EXERCISE DETAILS
Comb through the entries for "state" and pull out each line that holds it.

*** Begin section ***

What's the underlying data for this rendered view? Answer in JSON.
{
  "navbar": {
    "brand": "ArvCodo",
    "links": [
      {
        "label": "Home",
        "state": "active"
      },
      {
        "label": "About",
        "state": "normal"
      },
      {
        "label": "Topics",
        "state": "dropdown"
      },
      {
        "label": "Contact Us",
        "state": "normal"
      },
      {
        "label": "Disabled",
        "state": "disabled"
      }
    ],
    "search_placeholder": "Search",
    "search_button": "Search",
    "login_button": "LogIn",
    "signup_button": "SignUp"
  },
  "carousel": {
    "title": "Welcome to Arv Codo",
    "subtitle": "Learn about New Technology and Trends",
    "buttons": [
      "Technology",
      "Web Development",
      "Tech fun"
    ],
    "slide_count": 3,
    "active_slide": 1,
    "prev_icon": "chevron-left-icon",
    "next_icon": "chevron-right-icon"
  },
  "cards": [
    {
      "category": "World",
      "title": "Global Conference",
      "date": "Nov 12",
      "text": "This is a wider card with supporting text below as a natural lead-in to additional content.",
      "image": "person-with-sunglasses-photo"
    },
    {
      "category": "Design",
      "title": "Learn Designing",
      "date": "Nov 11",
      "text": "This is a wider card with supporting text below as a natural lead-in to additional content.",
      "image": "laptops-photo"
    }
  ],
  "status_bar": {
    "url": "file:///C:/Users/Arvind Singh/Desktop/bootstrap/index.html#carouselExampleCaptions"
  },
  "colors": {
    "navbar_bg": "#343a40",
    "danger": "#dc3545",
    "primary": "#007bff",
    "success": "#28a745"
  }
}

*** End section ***

SOLUTION TO THIS PROBLEM
        "state": "active"
        "state": "normal"
        "state": "dropdown"
        "state": "normal"
        "state": "disabled"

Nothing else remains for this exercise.